» **Exercise brief**
Which lines below contain "gunner"? Copy every one of them.

═══

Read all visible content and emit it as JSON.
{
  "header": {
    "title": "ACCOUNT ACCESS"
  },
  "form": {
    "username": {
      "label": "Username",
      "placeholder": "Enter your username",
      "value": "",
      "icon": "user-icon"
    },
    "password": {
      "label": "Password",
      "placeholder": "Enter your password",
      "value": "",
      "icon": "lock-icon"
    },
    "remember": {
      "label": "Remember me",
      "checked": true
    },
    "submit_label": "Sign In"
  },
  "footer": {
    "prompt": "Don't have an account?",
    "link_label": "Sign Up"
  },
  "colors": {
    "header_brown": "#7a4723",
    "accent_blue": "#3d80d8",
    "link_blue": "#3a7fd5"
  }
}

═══

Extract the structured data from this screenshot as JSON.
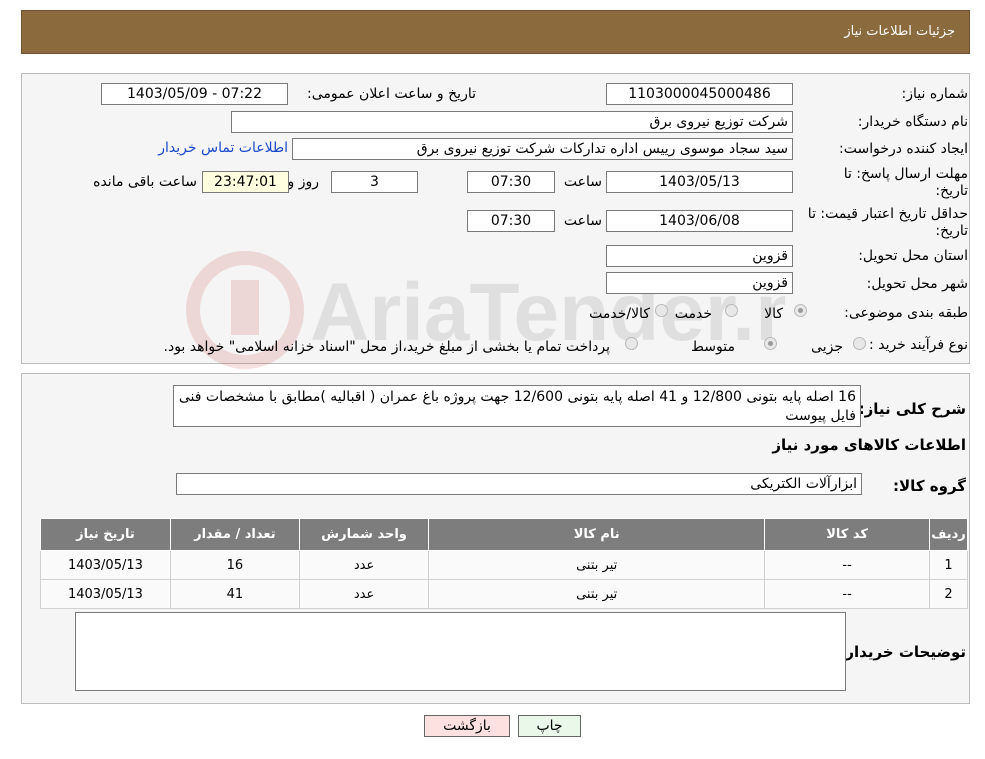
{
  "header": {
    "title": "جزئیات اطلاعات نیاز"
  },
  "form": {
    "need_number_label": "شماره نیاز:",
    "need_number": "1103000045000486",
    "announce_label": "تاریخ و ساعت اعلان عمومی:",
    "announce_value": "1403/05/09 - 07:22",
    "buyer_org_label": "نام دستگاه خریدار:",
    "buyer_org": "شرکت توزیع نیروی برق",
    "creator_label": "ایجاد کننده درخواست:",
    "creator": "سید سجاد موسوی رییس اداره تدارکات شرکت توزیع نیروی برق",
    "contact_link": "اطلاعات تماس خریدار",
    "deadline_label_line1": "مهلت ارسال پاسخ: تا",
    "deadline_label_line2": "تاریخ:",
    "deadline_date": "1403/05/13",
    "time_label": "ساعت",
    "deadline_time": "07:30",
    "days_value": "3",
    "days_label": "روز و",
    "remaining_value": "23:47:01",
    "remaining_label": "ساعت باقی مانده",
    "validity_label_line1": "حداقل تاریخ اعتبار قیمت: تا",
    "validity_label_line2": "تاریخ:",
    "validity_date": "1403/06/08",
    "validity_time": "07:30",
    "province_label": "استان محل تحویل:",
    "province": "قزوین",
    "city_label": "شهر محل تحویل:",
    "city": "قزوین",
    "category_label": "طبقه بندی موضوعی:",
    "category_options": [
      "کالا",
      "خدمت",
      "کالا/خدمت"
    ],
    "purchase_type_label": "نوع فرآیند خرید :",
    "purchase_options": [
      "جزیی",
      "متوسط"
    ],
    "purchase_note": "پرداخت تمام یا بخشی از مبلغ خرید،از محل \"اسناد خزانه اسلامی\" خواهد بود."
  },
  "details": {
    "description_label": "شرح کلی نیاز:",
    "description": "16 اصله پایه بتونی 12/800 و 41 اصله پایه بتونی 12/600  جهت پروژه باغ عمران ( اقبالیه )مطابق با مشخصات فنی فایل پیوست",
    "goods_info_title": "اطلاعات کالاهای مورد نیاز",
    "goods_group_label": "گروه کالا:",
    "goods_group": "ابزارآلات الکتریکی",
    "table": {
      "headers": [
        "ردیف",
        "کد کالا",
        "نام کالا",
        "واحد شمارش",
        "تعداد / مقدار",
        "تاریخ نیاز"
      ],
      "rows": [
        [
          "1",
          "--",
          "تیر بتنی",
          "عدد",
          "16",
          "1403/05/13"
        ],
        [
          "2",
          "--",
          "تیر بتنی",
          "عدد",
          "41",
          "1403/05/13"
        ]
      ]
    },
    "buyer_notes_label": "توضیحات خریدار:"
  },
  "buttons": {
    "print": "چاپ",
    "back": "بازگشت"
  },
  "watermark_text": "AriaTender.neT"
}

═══

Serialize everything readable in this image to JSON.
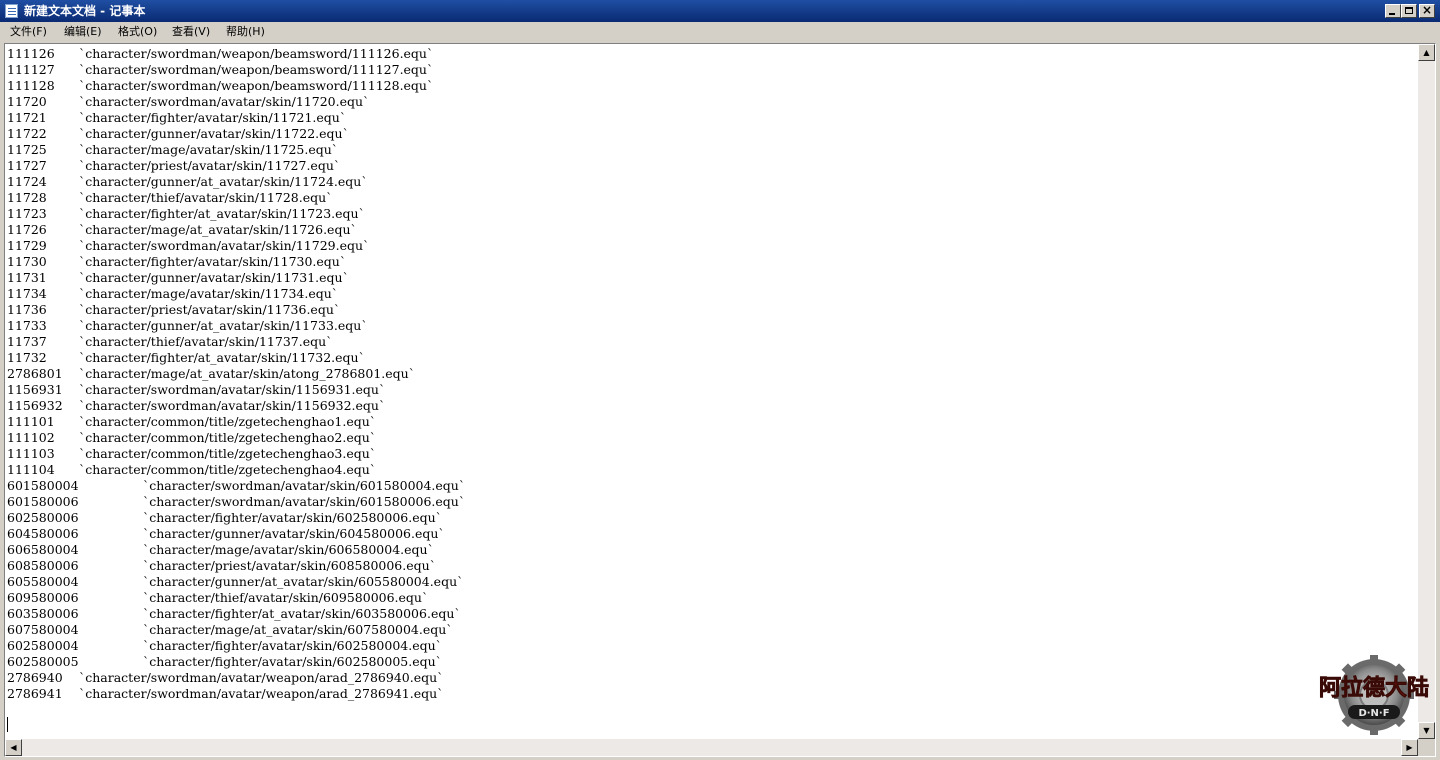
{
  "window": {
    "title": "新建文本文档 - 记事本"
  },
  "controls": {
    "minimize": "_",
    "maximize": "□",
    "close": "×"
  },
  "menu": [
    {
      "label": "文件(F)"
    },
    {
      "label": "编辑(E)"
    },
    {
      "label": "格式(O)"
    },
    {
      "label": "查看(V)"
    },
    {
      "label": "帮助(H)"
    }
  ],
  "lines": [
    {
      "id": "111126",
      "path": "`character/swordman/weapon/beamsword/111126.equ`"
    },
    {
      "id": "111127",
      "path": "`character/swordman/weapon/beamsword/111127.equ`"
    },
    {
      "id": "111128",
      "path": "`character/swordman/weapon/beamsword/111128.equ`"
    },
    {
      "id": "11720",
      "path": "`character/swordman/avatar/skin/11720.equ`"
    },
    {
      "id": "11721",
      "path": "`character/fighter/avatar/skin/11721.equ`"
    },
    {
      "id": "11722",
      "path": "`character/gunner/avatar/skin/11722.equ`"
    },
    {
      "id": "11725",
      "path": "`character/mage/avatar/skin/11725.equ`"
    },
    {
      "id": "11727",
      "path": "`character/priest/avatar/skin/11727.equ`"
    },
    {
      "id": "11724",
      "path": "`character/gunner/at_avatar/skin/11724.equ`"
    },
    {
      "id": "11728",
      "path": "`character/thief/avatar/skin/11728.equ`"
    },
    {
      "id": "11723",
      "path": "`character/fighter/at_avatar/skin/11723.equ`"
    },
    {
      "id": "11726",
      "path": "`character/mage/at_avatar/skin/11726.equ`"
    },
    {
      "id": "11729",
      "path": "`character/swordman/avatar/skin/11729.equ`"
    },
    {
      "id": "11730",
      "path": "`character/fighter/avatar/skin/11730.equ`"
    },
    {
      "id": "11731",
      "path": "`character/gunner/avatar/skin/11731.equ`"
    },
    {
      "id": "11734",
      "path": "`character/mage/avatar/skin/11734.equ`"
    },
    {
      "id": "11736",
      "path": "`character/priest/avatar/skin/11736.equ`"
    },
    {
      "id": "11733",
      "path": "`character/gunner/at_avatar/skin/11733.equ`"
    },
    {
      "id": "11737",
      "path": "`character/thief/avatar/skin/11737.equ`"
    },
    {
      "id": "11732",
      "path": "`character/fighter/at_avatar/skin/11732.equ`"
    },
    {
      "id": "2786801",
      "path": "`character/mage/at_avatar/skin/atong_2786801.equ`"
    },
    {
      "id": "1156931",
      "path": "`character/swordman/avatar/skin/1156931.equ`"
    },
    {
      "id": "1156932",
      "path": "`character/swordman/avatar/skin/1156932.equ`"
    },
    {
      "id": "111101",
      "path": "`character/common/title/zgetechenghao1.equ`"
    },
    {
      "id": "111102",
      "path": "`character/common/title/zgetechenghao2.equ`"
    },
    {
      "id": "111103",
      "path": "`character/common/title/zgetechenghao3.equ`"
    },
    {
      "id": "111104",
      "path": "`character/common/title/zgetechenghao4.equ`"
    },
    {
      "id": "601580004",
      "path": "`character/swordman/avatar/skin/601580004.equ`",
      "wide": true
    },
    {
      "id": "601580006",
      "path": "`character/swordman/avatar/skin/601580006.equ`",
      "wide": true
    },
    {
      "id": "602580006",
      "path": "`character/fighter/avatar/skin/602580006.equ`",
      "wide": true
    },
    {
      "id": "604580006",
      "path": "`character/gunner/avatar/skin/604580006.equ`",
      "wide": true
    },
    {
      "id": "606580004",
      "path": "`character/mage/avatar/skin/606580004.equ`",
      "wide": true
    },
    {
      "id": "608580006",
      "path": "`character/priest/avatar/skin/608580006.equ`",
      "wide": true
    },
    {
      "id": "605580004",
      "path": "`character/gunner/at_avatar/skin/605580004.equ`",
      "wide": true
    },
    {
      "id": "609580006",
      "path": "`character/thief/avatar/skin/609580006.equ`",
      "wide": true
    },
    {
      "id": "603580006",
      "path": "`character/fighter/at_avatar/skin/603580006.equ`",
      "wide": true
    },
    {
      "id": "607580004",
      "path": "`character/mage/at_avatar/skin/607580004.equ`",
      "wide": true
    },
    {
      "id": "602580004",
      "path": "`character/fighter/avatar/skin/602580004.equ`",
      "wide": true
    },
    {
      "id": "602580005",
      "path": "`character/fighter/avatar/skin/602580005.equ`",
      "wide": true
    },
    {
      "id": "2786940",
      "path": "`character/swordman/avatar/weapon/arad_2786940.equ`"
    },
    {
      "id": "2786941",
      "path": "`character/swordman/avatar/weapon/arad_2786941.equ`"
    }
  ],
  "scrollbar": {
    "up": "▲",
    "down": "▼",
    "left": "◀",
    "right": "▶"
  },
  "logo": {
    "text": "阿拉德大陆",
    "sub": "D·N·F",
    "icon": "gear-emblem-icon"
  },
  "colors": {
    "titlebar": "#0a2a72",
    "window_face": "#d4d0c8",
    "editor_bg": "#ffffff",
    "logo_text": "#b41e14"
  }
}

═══

» **Response**
      "path": "`character/gunner/avatar/skin/11722.equ`"
      "path": "`character/gunner/at_avatar/skin/11724.equ`"
      "path": "`character/gunner/avatar/skin/11731.equ`"
      "path": "`character/gunner/at_avatar/skin/11733.equ`"
      "path": "`character/gunner/avatar/skin/604580006.equ`",
      "path": "`character/gunner/at_avatar/skin/605580004.equ`",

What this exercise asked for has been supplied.